SACRAMENTO—The California Senate, after a highly charged debate, approved a plan Thursday to trim the state's prison population by 27,000 inmates, acting over the objections of Republican lawmakers and law enforcement groups.
Democratic leaders huddled with Republican Gov. Arnold Schwarzenegger Thursday night as they struggled to find enough votes in the Assembly.
The bill's fate was uncertain late Thursday. The state Assembly delayed meeting for hours after the legislation squeaked through the Senate.
While the bill needed only a simple majority to pass, Democratic Assembly Speaker Karen Bass was having difficulty rounding up enough votes. Republicans, the minority party in both houses, oppose an early release program.
The challenge in finding sufficient support was illustrated by the example of three Democratic Assembly members who are planning to run for state attorney general next year. They are reluctant to vote for any bill that might make them appear soft on crime, thus handing an advantage to their opponents.
The governor is "committed to working with the Legislature to pass a package that puts public safety first, avoids early release, and achieves the necessary budgetary savings," Schwarzenegger spokesman Matt David said after the governor met with Bass, of Los Angeles, and Senate President Pro Tem Darrell Steinberg.
The administration previously said failure of the bill would force California to find other ways to release inmates, in part because federal judges this summer ordered the state to reduce its inmate population by 40,000 over two years.
Republicans offered angry denouncements as the debate unfolded earlier Thursday on the Senate floor.

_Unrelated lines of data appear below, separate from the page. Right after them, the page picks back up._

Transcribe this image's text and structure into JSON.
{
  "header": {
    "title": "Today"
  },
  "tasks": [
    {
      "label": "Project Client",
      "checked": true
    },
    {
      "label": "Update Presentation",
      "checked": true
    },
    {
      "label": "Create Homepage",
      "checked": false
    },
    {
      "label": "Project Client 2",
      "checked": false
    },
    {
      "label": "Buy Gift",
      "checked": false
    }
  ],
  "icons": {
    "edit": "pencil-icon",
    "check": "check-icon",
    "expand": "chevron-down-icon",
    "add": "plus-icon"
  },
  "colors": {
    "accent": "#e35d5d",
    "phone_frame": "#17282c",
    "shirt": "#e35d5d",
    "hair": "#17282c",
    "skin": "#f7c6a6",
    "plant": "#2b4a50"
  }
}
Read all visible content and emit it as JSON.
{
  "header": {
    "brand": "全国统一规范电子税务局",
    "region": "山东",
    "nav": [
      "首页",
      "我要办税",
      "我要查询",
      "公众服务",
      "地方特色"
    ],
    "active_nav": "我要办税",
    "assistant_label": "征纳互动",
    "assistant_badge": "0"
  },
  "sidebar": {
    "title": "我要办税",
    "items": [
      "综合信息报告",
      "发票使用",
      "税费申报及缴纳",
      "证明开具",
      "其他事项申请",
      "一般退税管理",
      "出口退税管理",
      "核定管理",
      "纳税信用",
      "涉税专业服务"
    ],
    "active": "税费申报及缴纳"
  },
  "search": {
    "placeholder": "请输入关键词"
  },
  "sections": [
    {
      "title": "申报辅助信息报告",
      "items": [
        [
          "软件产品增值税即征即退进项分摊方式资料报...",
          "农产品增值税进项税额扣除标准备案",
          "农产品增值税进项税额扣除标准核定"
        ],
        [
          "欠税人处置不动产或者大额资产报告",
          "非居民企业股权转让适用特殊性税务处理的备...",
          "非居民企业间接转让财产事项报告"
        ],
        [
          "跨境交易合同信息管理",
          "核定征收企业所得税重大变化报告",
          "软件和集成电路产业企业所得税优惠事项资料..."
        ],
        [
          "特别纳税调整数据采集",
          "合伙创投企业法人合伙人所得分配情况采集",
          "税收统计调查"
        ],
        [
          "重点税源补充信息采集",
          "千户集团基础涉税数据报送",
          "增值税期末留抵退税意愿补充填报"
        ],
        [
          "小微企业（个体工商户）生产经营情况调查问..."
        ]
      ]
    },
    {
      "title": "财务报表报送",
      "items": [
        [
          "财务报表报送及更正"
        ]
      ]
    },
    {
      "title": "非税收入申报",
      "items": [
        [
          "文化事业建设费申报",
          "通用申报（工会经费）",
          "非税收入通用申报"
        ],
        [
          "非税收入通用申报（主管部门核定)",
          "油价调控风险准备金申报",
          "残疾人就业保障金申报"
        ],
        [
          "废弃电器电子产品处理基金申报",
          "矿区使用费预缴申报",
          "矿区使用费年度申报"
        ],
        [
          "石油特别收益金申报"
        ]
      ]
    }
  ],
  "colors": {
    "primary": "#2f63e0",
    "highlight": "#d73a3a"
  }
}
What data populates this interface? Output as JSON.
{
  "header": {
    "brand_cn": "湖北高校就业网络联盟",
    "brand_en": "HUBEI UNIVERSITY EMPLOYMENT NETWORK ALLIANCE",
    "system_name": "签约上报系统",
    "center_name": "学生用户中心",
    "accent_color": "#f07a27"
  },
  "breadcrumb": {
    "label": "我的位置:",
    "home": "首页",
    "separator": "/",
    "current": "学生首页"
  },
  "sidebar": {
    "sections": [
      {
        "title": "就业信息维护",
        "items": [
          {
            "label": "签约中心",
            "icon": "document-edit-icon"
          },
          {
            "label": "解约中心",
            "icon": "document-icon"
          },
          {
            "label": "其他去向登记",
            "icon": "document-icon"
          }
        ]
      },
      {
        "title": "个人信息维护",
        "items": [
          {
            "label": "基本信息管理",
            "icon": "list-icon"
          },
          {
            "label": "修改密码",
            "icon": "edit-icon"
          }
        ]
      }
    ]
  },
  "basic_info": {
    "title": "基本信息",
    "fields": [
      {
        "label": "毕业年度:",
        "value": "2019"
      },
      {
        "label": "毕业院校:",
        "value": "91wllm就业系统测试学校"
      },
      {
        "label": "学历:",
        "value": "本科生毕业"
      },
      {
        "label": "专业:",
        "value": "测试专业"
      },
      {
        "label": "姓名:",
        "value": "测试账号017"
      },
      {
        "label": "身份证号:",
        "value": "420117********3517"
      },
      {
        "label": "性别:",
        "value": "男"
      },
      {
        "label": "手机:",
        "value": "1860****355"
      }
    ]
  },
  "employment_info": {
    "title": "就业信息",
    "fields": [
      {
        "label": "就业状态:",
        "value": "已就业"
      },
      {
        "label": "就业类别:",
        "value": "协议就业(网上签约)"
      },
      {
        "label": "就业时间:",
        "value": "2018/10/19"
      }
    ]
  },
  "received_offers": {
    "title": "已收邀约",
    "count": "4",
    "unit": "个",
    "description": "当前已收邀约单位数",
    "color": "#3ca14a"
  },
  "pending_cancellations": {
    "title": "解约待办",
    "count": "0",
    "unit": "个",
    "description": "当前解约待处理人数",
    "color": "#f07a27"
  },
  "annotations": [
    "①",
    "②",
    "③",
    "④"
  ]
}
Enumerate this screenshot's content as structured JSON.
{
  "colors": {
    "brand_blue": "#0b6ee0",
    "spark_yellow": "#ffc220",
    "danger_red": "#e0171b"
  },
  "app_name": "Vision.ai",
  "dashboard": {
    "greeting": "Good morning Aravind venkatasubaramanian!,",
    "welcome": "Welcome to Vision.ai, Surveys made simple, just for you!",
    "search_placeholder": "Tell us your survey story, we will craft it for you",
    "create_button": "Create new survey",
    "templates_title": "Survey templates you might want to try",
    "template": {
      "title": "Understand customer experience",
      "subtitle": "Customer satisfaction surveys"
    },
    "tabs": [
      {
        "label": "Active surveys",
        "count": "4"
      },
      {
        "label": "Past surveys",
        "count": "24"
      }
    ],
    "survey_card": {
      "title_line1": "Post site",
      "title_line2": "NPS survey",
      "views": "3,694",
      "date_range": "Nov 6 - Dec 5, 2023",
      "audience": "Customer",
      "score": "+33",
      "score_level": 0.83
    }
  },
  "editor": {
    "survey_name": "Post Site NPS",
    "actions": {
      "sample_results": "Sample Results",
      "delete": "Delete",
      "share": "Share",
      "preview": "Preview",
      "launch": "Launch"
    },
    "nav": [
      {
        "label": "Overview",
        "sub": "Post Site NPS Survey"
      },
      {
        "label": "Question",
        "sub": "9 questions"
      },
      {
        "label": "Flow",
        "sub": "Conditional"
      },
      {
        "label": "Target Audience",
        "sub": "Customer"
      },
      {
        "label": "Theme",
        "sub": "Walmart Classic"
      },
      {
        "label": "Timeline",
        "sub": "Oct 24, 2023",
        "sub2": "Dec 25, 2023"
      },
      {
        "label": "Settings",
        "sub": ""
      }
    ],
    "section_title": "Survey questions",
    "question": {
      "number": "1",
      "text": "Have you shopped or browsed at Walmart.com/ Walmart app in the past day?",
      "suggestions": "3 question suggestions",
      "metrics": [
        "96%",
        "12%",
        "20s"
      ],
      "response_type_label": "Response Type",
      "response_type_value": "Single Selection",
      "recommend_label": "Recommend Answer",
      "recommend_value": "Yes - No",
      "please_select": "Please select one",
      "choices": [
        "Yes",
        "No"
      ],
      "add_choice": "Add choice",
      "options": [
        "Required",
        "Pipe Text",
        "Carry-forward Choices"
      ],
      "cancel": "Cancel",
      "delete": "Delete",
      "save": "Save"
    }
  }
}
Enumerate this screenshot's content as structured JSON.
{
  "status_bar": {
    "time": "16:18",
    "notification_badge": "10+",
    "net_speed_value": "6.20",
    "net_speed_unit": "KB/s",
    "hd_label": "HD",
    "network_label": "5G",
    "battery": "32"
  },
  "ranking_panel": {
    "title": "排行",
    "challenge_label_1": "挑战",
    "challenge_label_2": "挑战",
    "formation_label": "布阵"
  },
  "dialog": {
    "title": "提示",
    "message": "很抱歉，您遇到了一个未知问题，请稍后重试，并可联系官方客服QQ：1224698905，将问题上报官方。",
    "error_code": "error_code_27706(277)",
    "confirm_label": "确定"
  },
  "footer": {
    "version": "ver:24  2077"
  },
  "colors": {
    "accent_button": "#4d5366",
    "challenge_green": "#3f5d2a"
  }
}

They said provisions to reduce some crimes to misdemeanors, release certain inmates before they have completed their sentences and ease conditions for parole would be a threat to public safety.
Sen. George Runner, R-Lancaster, said he could guarantee a future ballot initiative to repeal the bill if it becomes law.
"This is such an over-the-top threat to public safety to the people of California, that I guarantee there will be a referendum," he said.
The debate over prison spending and California's chronic inmate overcrowding took on renewed urgency when more than 1,000 inmates rioted Aug. 8 at the California Institution for Men in Southern California. The prison was designed to hold about half as many inmates, although investigators weren't certain crowding helped spark the racially charged riot.
The measure passed the Senate on a 21-19 vote. It had just enough votes to pass, with four Democrats and all Republicans opposed.
"This is an opportunity to do better and to begin to change the embarrassing fact that we spend more money on prisons than we do the University of California system," said Senate President Pro Tem Darrell Steinberg, a Democrat from Sacramento.
The bill being considered Thursday was a holdover from the budget-balancing deal lawmakers and Schwarzenegger struck a month ago. They said at the time that cutting $1.2 billion from the corrections budget was part of their plan to close a deficit then estimated at $26 billion, but they did not detail how those cuts would be made.
It's those details lawmakers are now debating during their first week back from summer break.
If also approved by the Assembly, the governor's proposal would release or divert from state prisons 27,000 inmates in the current fiscal year and another 10,000 in the fiscal year that begins next July.
It would do so through a range of measures:
- Inmates with less than 12 months to serve, who are over age 60 or who are medically incapacitated could be released from prison and given home detention with electronic monitoring.
- Sentences for certain property crimes will be lowered to misdemeanors, meaning convicts won't have to spend time in prison. Those include vehicle theft, petty theft with a prior conviction, receiving stolen property and check-kiting, a scam that primarily targets banks with fraudulent deposits.
- Allow more inmates to gain early release by completing educational, vocational or substance abuse rehabilitation programs.
- Ease supervision for thousands of parolees, making it more difficult to send them back to prison for violations.
The package also would establish a commission to review California's sentencing guidelines. Opponents fear its primary mission would be to determine whether some sentences could be lessened as a way to take pressure off an overcrowded prison system.
The new guidelines would be due by July 2012. The changes would take effect automatically unless they were rejected by the governor and a majority vote in the Legislature.
Republicans noted that most other states with sentencing commissions require their legislatures to approve the guidelines before they take effect, rather than forcing the legislature to repeal a sentencing change after the fact.
Sen. Gloria Romero, a victim of a violent robbery in 1995, said California should join the federal government and 22 other states that have created sentencing commissions.
"There is a need to bring a smartness. Toughness alone will not bring us out of this prison crisis," said Romero, a Democrat from Los Angeles who has pushed for a sentencing commission for years. "We either do it or the judges will not only do it for us, they'll do it to us."